Women and Men in STEM Often at Odds Over Workplace Equity
Women in STEM jobs are more likely than their male counterparts to have experienced discrimination in the workplace and to believe that discrimination is a major reason there are not more women in STEM.
On Gender Differences, No Consensus on Nature vs. Nurture
Most Americans see fundamental differences between men and women in their traits and characteristics and in the pressures they face from society.
America’s Complex Relationship With Guns
Americans have broad exposure to guns, whether they personally own one or not. About seven-in-ten say they have fired a gun at some point and 42% currently live in a gun-owning household.
Behind the Badge
Majorities of police officers say that recent high-profile encounters between black citizens and police have made their jobs riskier and left many officers reluctant to fully carry out some of their duties.
The Racial Confidence Gap in Police Performance
Blacks and whites in the U.S. disagree over police performance and differ on the causes of fatal encounters between blacks and police.
On Views of Race and Inequality, Blacks and Whites Are Worlds Apart
There are deep divisions between blacks and whites in how they see racial discrimination, barriers to black progress and prospects for change.
How blacks and whites view the state of race in America
Explore how the opinions of blacks and whites vary by age, education, gender and party identification in key questions from our report.
Multiracial in America
Multiracial Americans are at the cutting edge of social and demographic change in the U.S.
Millennials in Adulthood
Racially diverse, economically stressed and politically liberal, Millennials are building their own networks through social media – rather than through political parties, organized religion or marriage.

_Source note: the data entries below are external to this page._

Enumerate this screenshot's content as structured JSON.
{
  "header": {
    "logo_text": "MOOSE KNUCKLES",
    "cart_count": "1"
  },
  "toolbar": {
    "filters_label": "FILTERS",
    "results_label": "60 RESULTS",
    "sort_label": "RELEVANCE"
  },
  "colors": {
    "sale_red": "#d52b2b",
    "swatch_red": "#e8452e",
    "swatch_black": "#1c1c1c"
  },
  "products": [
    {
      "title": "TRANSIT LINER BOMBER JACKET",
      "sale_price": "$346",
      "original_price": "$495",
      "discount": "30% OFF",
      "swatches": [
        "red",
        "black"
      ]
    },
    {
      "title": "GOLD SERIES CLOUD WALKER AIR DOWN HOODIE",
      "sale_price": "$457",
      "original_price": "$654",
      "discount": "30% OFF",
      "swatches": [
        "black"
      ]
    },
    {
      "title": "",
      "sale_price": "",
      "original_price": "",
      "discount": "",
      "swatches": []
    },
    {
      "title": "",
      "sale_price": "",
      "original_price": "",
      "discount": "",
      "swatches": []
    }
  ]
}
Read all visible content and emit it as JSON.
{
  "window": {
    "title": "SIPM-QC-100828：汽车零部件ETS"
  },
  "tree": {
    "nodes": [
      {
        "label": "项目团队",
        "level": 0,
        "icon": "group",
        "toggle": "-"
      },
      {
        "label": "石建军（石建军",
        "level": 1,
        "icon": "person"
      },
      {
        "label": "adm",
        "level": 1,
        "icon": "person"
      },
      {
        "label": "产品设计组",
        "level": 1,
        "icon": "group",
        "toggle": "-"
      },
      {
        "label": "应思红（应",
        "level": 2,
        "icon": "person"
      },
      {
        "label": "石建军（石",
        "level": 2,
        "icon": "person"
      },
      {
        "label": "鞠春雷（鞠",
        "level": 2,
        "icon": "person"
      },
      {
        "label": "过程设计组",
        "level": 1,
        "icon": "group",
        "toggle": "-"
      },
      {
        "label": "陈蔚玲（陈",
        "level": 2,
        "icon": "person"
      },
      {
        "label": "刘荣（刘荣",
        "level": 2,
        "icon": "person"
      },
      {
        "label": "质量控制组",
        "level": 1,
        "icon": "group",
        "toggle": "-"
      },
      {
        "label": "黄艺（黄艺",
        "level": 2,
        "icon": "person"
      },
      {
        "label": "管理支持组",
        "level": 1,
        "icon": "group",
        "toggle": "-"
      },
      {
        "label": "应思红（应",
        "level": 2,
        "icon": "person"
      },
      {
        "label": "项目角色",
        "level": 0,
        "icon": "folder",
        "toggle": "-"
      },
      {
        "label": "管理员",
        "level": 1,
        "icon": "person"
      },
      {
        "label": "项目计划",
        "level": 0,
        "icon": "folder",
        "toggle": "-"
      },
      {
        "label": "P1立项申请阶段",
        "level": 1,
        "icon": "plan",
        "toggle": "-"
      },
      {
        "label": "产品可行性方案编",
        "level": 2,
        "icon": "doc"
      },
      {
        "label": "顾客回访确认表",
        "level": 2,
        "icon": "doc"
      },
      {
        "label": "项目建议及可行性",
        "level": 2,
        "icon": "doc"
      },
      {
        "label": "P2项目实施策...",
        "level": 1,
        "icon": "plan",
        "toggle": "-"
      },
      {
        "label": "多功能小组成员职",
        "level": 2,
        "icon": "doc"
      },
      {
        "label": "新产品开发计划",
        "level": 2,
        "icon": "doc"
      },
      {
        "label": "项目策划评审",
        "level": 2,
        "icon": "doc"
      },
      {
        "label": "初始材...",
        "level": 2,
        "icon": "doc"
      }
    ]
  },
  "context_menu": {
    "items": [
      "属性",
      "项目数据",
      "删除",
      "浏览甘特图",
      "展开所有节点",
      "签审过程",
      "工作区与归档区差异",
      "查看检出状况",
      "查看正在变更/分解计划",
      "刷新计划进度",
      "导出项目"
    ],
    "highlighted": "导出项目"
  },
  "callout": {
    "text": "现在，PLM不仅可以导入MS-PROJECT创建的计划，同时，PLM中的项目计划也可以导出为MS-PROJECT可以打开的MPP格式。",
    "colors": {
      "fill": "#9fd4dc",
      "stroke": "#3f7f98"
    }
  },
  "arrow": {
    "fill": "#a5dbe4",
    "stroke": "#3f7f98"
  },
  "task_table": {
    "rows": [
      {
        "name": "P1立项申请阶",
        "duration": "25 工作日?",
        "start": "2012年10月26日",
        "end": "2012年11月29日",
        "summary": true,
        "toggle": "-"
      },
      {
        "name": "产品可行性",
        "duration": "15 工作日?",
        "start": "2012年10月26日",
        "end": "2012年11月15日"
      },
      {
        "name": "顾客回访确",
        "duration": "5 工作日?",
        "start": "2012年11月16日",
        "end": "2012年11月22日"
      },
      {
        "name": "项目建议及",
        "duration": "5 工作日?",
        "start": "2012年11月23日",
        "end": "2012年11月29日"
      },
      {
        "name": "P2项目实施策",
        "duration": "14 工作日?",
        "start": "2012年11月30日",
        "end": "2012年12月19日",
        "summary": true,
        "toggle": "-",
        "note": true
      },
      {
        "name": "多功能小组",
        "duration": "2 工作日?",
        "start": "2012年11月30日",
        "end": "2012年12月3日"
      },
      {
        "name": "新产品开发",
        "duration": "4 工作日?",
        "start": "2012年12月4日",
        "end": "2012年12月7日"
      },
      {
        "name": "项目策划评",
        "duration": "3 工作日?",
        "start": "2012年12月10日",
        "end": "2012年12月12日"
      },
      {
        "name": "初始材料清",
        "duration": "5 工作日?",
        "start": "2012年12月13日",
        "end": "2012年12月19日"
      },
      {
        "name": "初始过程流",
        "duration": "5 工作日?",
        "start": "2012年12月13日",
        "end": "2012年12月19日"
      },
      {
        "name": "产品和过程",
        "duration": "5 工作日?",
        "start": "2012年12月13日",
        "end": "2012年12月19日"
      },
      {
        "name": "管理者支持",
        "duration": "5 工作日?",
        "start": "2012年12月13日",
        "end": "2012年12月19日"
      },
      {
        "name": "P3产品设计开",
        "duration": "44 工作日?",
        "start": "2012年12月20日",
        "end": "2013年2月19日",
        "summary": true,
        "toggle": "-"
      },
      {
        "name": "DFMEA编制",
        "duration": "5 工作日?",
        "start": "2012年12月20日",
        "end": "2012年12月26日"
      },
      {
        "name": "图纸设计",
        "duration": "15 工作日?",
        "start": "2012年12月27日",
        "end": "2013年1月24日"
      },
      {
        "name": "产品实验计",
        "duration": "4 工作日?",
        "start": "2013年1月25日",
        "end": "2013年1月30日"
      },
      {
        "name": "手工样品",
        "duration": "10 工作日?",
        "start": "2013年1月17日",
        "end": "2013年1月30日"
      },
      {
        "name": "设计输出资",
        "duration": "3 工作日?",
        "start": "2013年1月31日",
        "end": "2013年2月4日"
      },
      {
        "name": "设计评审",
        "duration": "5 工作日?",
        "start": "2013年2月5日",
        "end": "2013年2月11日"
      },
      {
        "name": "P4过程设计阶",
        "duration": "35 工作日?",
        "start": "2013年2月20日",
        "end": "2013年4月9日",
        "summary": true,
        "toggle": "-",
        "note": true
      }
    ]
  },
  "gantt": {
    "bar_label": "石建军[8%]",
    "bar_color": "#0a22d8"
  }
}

Half now call themselves political independents, the highest share of any generation.
King’s Dream Remains an Elusive Goal; Many Americans See Racial Disparities
Five decades after Martin Luther King’s historic “I Have a Dream” speech in Washington, D.C., a new survey by the Pew Research Center finds that fewer than half (45%) of all Americans say the country has made substantial progress toward racial equality and about the same share (49%) say that “a lot more” remains to be done.